“Providers don’t need to be the experts, but it’s critical for them to partner with their local domestic-violence advocates,” says Vander Tuig.

The domestic-violence (DV) advocates in your area are a vital resource, because they know the unique risks your patients are up against, as well as the laws and services that will be the most protective of them given their situation. Providing more than just emergency shelter, advocates offer access to counseling, legal help, case management, family resources, 24-hour crisis support, and more. Once a patient decides to make a move to get the resources they need, support from local advocates is vital. Don’t wait until you have a patient asking for help; physicians should be connected to local resources before a patient crisis occurs. In the swift moments during which a survivor is ready to take action, you don’t want to be researching the “who, what, and where” of immediate, local support. Make this information available to all the providers at your clinic as a matter of course. And if a patient discloses violence, offer them a warm referral to a local advocate, using language like this: “Thank you so much for sharing that with me. A lot of patients in similar situations have found that it can be helpful to talk to an advocate over at [local domestic-violence agency] who can offer free and confidential support. If this is something you are interested in, I can connect you with them today, or just give you their information.” 

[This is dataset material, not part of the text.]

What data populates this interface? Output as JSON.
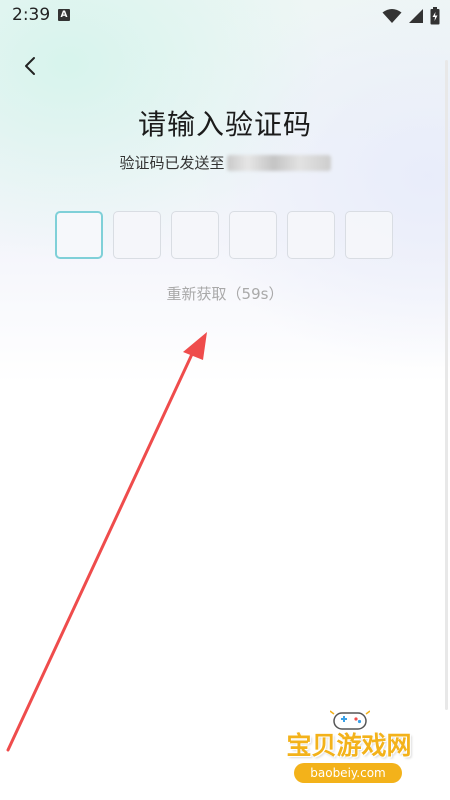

To locate the community DV experts in your area, simply call the National Domestic Violence HOTLINE at (800) 799-7233 and speak with a counselor. 

in 4 WOMEN in the U.S. experiences
VIOLENCE by a partner at some point in her life3

Remember, there is no perfect plan, and there is no one-size-fits-all solution. Vander Tuig advises that it’s important to go with whatever angle offers the most leverage as you meet with patients who may be in crisis. Any step you take with a domestic-violence survivor will provide needed help. The important thing is to not get overwhelmed with doing just the right thing. When you normalize the conversation around healthy, intimate relationships and are connected to local DV experts, you’ll have the pieces in place to support your patients when the time comes. 


1 Catalano, Shannan. “Intimate Partner Violence in the United States.” U.S. Department of Justice, Bureau of Justice Statistics. 2007. Available at

2 Davis, Antoinette, MPH. “Interpersonal and Physical Dating Violence among Teens.” The National Council on Crime and Delinquency Focus. 2008. Available at

3 “Adverse Health Conditions and Health Risk Behaviors Associated with Intimate Partner Violence, Morbidity and Mortality Weekly Report.” Centers for Disease Control and Prevention. February 2008. Available at